Hermit Thrush Catharus guttatus MN, WY
American Robin Turdus migratorius MN, ND, WY
Gray Catbird Dumetella carolinensis MN, ND
Sage Thrasher Oreoscoptes montanus ND, WY
Brown Thrasher Toxostoma rufum ND
European Starling Sturnus vulgaris MN, ND, WY
American Pipit Anthus rubescens MT, WY
Sprague's Pipit Anthus spragueii ND
Cedar Waxwing Bombycilla cedrorum MN, ND, WY
Golden-winged Warbler Vermivora chrysoptera (MN)
Nashville Warbler Oreothlypis ruficapilla MN
Northern Parula Parula americana (MN)
Yellow Warbler Dendroica petechia MN, ND, (MT), WY
Chestnut-sided Warbler Dendroica pensylvanica MN
Magnolia Warbler Dendroica magnolia MN
Yellow-rumped Warbler Dendroica coronata MN, WY
Black-throated Green Warbler Dendroica virens (MN)
Blackburnian Warbler Dendroica fusca MN
Black-and-white Warbler Mniotilta varia MN
American Redstart Setophaga ruticilla MN, ND
Ovenbird Seiurus aurocapillus (MN), (ND)
Northern Waterthrush Parkesia noveboracensis (ND)

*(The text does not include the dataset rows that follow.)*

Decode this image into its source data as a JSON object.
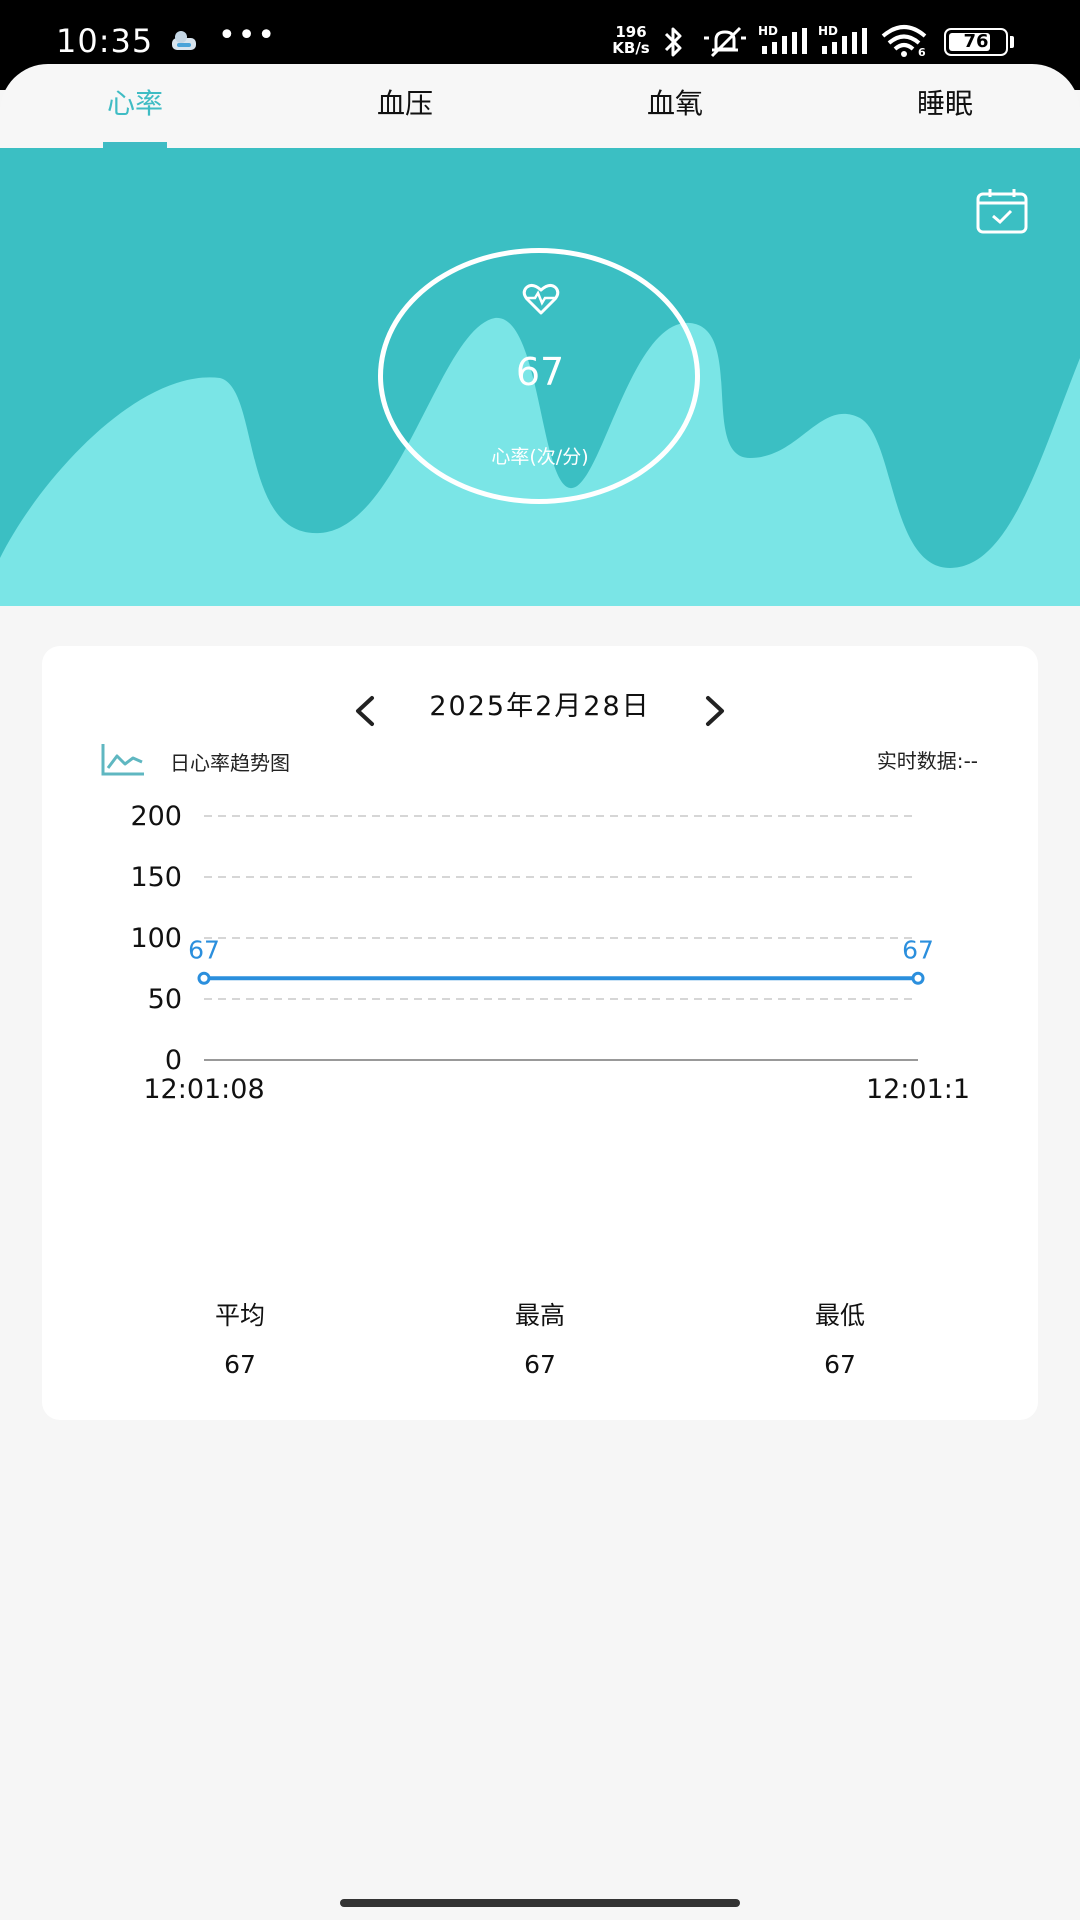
{
  "status_bar": {
    "time": "10:35",
    "dots": "•••",
    "net_speed_value": "196",
    "net_speed_unit": "KB/s",
    "hd_1": "HD",
    "hd_2": "HD",
    "wifi_badge": "6",
    "battery": "76",
    "battery_level": 0.76
  },
  "tabs": [
    {
      "label": "心率",
      "active": true
    },
    {
      "label": "血压",
      "active": false
    },
    {
      "label": "血氧",
      "active": false
    },
    {
      "label": "睡眠",
      "active": false
    }
  ],
  "hero": {
    "value": "67",
    "unit": "心率(次/分)",
    "colors": {
      "dark": "#3bbfc3",
      "light": "#7ae5e6",
      "ring": "#ffffff"
    },
    "icons": {
      "heart": "heart-pulse-icon",
      "calendar": "calendar-check-icon"
    }
  },
  "card": {
    "date": "2025年2月28日",
    "chart_title": "日心率趋势图",
    "realtime_label": "实时数据: ",
    "realtime_value": "--",
    "stats": [
      {
        "label": "平均",
        "value": "67"
      },
      {
        "label": "最高",
        "value": "67"
      },
      {
        "label": "最低",
        "value": "67"
      }
    ]
  },
  "chart_data": {
    "type": "line",
    "x": [
      "12:01:08",
      "12:01:1"
    ],
    "series": [
      {
        "values": [
          67,
          67
        ],
        "data_labels": [
          "67",
          "67"
        ],
        "color": "#2b8fdd"
      }
    ],
    "yticks": [
      0,
      50,
      100,
      150,
      200
    ],
    "ylim": [
      0,
      200
    ],
    "grid": true,
    "grid_style": "dashed"
  }
}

Connecticut Warbler Oporornis agilis (MN)
Mourning Warbler Oporornis philadelphia MN
MacGillivray's Warbler Oporornis tolmiei WY
Common Yellowthroat Geothlypis trichas MN, ND, WY

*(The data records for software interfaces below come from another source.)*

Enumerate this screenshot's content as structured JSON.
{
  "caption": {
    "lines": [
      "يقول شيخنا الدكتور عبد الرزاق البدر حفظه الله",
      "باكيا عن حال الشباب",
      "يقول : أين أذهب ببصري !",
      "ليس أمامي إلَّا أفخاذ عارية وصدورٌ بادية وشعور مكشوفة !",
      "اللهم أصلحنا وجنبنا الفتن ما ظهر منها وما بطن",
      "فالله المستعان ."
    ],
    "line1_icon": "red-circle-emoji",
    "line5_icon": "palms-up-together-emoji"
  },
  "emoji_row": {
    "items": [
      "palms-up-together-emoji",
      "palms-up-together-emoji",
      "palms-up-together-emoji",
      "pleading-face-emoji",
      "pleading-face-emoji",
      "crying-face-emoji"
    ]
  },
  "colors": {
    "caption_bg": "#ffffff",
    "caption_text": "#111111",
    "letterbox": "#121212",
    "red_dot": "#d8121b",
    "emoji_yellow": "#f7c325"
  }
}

Yellow-breasted Chat Icteria virens ND
Western Tanager Piranga ludoviciana WY, (SD)
Green-tailed Towhee Pipilo chlorurus WY

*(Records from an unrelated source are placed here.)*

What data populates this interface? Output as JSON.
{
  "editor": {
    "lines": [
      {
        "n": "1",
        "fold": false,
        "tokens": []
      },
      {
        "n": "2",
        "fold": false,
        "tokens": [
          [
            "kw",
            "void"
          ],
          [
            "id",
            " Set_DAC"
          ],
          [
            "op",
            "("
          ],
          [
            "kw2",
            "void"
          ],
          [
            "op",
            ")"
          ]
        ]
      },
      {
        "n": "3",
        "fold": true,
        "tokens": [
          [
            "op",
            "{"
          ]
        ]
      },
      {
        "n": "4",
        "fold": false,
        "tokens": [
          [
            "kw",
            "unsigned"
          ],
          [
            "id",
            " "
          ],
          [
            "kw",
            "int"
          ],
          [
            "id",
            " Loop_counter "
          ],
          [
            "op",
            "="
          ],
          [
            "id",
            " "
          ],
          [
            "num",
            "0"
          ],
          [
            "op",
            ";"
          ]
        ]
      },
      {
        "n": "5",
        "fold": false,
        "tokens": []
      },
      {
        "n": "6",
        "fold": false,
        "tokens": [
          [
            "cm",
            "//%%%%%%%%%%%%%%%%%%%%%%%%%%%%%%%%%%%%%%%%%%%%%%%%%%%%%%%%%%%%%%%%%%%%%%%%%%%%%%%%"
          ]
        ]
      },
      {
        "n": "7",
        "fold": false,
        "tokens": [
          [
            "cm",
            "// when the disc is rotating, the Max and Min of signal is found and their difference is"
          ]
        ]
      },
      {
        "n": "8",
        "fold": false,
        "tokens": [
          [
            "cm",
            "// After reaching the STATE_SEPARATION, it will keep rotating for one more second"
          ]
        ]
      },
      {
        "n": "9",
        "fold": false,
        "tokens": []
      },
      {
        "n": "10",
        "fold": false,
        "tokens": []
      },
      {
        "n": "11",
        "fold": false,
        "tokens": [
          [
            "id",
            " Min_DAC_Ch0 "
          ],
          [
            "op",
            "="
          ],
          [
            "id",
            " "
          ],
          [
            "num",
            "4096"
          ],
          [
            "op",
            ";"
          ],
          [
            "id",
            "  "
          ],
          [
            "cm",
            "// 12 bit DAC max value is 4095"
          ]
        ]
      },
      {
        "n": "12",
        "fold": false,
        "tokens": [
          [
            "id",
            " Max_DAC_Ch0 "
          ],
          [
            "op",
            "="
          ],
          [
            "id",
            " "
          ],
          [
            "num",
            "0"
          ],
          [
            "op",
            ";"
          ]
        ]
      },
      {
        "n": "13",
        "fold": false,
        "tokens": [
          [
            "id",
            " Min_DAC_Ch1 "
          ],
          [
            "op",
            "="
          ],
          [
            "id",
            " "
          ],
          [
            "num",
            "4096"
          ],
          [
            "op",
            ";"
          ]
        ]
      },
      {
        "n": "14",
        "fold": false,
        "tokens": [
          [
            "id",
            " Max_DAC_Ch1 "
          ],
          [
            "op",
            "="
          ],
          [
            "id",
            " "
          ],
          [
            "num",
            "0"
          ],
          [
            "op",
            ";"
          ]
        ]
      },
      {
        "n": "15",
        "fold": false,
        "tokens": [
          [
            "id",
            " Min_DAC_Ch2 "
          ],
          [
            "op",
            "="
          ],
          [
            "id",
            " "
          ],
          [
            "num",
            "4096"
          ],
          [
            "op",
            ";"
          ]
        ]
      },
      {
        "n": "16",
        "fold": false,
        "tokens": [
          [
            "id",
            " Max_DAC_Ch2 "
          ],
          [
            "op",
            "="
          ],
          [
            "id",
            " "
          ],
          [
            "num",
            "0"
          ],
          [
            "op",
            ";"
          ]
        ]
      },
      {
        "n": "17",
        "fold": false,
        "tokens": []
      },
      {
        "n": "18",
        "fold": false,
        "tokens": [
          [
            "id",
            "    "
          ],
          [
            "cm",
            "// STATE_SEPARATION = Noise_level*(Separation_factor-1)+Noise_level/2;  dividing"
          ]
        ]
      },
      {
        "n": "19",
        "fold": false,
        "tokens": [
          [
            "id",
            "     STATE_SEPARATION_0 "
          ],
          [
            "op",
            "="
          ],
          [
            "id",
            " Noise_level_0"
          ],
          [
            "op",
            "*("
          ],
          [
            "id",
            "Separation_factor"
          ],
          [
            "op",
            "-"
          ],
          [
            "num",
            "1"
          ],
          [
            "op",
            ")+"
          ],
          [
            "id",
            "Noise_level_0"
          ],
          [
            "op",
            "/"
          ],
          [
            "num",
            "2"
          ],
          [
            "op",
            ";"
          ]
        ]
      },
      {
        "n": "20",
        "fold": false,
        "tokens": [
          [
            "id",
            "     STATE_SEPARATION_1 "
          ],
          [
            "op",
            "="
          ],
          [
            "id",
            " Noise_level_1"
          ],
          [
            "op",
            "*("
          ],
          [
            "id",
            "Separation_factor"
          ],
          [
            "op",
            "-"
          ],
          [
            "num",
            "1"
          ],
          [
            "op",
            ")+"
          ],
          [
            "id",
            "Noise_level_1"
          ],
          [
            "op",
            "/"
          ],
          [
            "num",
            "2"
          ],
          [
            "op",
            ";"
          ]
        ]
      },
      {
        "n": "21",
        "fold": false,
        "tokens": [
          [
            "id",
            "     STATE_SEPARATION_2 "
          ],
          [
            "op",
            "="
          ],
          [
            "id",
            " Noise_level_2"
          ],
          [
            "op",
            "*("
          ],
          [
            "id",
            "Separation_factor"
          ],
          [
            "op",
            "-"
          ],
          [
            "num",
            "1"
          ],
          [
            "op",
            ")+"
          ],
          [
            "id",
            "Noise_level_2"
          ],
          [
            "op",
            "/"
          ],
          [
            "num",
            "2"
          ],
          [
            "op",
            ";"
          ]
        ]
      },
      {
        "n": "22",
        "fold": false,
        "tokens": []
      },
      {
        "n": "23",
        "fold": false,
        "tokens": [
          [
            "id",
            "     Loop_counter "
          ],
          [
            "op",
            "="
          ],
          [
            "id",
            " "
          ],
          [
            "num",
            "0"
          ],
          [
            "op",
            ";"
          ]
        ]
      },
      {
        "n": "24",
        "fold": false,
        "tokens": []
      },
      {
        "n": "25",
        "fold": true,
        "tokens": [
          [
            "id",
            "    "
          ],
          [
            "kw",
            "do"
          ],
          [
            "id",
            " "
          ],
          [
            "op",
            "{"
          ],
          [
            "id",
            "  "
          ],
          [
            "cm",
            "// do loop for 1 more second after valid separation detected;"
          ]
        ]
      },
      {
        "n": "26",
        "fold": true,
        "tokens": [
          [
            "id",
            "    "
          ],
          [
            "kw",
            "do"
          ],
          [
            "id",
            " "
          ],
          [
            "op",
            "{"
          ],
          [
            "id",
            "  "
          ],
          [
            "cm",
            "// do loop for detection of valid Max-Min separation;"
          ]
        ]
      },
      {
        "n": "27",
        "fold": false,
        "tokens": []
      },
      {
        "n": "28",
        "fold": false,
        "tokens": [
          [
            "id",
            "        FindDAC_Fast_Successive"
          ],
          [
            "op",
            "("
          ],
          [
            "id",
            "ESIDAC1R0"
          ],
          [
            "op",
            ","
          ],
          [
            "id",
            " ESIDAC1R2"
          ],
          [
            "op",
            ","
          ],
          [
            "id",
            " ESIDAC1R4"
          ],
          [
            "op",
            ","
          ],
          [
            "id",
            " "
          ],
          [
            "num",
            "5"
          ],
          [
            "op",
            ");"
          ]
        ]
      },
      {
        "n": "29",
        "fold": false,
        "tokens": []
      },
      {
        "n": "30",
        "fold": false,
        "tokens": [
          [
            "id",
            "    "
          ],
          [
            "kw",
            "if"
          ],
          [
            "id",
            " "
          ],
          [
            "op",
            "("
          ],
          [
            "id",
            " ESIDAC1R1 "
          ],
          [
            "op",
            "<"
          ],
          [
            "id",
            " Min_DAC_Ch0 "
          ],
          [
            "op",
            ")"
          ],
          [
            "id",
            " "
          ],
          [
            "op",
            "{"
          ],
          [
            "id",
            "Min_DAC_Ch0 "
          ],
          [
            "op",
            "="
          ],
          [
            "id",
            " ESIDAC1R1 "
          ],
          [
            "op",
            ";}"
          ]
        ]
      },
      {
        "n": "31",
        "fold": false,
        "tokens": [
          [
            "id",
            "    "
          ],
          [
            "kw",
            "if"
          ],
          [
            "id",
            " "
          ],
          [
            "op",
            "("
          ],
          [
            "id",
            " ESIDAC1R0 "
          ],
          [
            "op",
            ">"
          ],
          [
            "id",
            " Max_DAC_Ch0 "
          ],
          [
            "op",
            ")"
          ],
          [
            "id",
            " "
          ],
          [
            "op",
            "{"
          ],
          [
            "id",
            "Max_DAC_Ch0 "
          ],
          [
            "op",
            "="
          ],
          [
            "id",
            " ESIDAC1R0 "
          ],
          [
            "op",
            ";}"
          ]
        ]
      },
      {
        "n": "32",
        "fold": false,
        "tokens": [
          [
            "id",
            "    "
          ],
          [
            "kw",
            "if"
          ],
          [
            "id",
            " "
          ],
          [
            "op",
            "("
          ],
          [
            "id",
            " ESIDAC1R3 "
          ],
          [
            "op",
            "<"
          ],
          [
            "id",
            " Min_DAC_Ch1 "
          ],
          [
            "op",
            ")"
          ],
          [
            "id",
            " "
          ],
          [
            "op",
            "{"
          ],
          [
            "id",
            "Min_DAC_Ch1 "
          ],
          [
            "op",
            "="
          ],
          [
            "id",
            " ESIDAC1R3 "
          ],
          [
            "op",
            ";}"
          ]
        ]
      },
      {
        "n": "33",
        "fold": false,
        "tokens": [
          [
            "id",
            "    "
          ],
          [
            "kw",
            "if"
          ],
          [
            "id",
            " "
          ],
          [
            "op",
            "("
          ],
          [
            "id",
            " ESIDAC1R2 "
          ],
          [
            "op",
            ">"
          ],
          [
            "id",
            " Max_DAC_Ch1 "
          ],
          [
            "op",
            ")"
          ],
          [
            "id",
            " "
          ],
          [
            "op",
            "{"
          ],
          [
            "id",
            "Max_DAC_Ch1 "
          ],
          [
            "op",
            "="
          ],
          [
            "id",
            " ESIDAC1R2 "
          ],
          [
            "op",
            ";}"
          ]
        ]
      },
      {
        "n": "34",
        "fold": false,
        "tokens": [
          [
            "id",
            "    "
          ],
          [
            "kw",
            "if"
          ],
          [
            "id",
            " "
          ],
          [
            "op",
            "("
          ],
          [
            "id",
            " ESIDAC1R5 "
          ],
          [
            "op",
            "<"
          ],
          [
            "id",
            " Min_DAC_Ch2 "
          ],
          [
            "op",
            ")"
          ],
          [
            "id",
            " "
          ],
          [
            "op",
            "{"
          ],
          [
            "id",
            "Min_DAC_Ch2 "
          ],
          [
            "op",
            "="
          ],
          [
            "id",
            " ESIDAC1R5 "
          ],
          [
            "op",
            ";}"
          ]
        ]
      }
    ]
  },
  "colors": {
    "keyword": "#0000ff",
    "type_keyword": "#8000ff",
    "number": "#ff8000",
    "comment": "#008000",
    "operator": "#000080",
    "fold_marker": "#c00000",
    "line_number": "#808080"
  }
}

Spotted Towhee Pipilo maculatus ND, (WY), MT
Chipping Sparrow Spizella passerina MN, ND, MT, WY, SD
Clay-colored Sparrow Spizella pallida MN, ND
Brewer's Sparrow Spizella breweri WY
Field Sparrow Spizella pusilla ND, MT
Vesper Sparrow Pooecetes gramineus ND, MT, WY
Lark Sparrow Chondestes grammacus ND, MT
Lark Bunting Calamospiza melanocorys MT, SD, ND
Savannah Sparrow Passerculus sandwichensis MN, ND, WY
Grasshopper Sparrow Ammodramus savannarum ND, MT
Baird's Sparrow Ammodramus bairdii ND
Le Conte's Sparrow Ammodramus leconteii ND
Nelson's Sharp-tailed Sparrow Ammodramus nelsoni ND
Song Sparrow Melospiza melodia MN, ND
Lincoln's Sparrow Melospiza lincolnii WY
White-throated Sparrow Zonotrichia albicollis MN
White-crowned Sparrow Zonotrichia leucophrys WY
Dark-eyed Junco Junco hyemalis WY
Chestnut-collared Longspur Calcarius ornatus ND
Northern Cardinal Cardinalis cardinalis MN
Rose-breasted Grosbeak Pheucticus ludovicianus MN, ND
Black-headed Grosbeak Pheucticus melanocephalus WY
Lazuli Bunting Passerina amoena ND, MT, WY
Indigo Bunting Passerina cyanea MN, (?ND)
Bobolink Dolichonyx oryzivorus MN, ND
Red-winged Blackbird Agelaius phoeniceus MN, ND, MT, WY
Eastern Meadowlark Sturnella magna (MN)
Western Meadowlark Sturnella neglecta ND, MT, WY
Yellow-headed Blackbird Xanthocephalus xanthocephalus MN, ND, MT, WY, SD
Brewer's Blackbird Euphagus cyanocephalus MN, ND, WY
Common Grackle Quiscalus quiscula MN, ND, MT, WY
Brown-headed Cowbird Molothrus ater MN, ND, MT, WY
Orchard Oriole Icterus spurius ND
Baltimore Oriole Icterus galbula ND
Bullock's Oriole Icterus bullockii ND
Black Rosy-Finch Leucosticte atrata MT, WY
Pine Grosbeak Pinicola enucleator WY
Purple Finch Carpodacus purpureus MN
Cassin's Finch Carpodacus cassinii WY
House Finch Carpodacus mexicanus MT
Red Crossbill Loxia curvirostra WY
White-winged Crossbill Loxia leucoptera WY
Pine Siskin Carduelis pinus MN, MT, WY, ND?
American Goldfinch Carduelis tristis MN, ND
House Sparrow Passer domesticus MN, ND